Marc Petit – Sculpteur. (FR) né le 27 juin 1961 à Saint-Céré (Lot). Sculptures figuratives.
C’est à Cahors où il passe son enfance, qu’il réalise ses premières sculptures dès l’âge de 14 ans. Il y côtoie deux sculpteurs, anciens élèves des beaux arts de Paris, qui corrigent régulièrement son travail :
René Fournier lui apprend les bases du modelage et lui transmet l’enseignement de Marcel Gimond.
Jean Lorquin, premier grand prix de Rome lui apporte sa vision, ses connaissances mais aussi une vraie réflexion sur la sculpture.
À 24 ans, il présente sa première exposition personnelle à Villeneuve sur Lot.
Le sculpteur haut-viennois Marc Petit a été désigné numéro un des plus grands sculpteurs de notre temps, suite à une enquête menée par la revue Miroir de l’Art. (Source : le Populaire.fr)
Marc Petit was born in Saint-Céré, a small village in South West France, on 1961.
He spends his childhood in Cahors and at the age of 14 he makes his first sculptures. He is in close contact with two sculptors who had been students in Paris at the Beaux Arts School :
René Fournier introduces him to clay work and transmits him Marcel Gimond’s teachings; Jean Lorquin, winner of the Prix de Rome, provides him with his vision, his knowledge and a serious reflection on sculpture. They both quite frequently correct his work.
1985 : First personal exhibition in Villeneuve-sur-Lot.
Patricia Broothaers – androgyn and bashful sculptures..
OSerais-je pour certaines.. parler qu’elles dégagent un “quelquechose” de très trans ?
En tout cas, une émotion pudique et très parlante, un aspect “grimée” très particulier.
From one style to the other, from one artistic medium to another… Sculptures of Grzegorz Gwiazda. (Pologne) – Bronze, resin, ceramics, paper…
About the medium: In all Gwiazda sculptures, great attention is paid to the colouring and the patina.
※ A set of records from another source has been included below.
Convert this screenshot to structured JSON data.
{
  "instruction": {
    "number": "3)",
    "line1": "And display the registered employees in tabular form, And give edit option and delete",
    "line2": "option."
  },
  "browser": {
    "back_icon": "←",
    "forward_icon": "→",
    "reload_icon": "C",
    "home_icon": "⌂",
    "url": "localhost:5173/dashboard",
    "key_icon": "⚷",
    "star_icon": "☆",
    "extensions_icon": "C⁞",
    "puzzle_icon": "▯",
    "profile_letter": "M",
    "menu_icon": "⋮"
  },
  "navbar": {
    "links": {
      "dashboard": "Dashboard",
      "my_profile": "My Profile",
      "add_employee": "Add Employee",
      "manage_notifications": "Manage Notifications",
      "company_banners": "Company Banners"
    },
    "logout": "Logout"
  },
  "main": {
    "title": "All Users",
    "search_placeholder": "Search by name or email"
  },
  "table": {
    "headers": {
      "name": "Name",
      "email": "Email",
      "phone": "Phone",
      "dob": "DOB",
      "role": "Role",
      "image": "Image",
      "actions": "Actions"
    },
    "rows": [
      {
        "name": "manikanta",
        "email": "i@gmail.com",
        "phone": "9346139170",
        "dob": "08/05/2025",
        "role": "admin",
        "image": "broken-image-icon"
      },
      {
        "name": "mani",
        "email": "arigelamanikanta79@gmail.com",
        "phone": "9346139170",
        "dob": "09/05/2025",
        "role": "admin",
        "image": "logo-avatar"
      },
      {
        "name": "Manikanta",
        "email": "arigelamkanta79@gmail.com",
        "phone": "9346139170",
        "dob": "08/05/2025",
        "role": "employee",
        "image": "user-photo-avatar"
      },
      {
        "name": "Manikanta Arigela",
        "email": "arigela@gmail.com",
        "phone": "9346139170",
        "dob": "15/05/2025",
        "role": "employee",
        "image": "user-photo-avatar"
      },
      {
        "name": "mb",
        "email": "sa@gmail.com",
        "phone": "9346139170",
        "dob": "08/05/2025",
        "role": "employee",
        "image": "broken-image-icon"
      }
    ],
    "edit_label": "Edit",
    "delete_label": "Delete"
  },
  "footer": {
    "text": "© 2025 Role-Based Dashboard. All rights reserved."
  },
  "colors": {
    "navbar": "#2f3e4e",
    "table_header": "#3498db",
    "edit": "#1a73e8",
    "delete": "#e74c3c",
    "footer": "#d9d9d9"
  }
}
Sometimes not only the colour is important but also the fact itself that it is “painted” on the work, insomuch as the artist leaves the effects of the drops and strokes visible. One might wonder if the sculptures are a mass that emerges from the two-dimensional surface of painting or if the latter is the inevitable conclusion of the sculptor’s work.
Beautiful figuratives sculptures of George Lafayette. (USA)
“Inspirations for my sculptures come from my inner feelings about life, rebirth, and spiritual mysticism. They are the reflections and interpretation of my life experiences. Some of the shows I have exhibited at are: Sausalito Art Fair, Beverly Hills-Affairs in the Garden, Golden Sculpture Association, La Quinta Art Festival, Malibu Art Show, Cherry Creek Art Festival, and Scottsdale Art Festival. I have been awarded first place in figurative sculpture in GSA and Affairs in the Garden. I have been commisssioned to do private work for some of my clients.”
Beautiful work sculptures Nicola Hicks (UK) – born 1960.
Hicks studied at the Chelsea School of Art from 1978 to 1982 and at the Royal College of Art from 1982 to 1985.
Animals are her primary subject matter, usually sculpted in straw and plaster. This was unusual for an artist in the 80s, by which time abstract sculpture and installation art had become the norms in the art world. Hicks also works on huge sheets of brown paper on which she works up her dynamic charcoal drawings. Many of the sculptures have subsequently been cast in bronze, often with such subtlety that every fragile detail of plaster and straw is reproduced.
Figurative Ceramist Nancy Kubale. (USA)
In a body of work there is a common thread of expression and exploration that binds it together. My sculpture addresses the pursuit of Truth (trying to figure out what and how things really are) . I am intrigued by what we think, do and say, by who we are and how we live and the ideologies we embrace.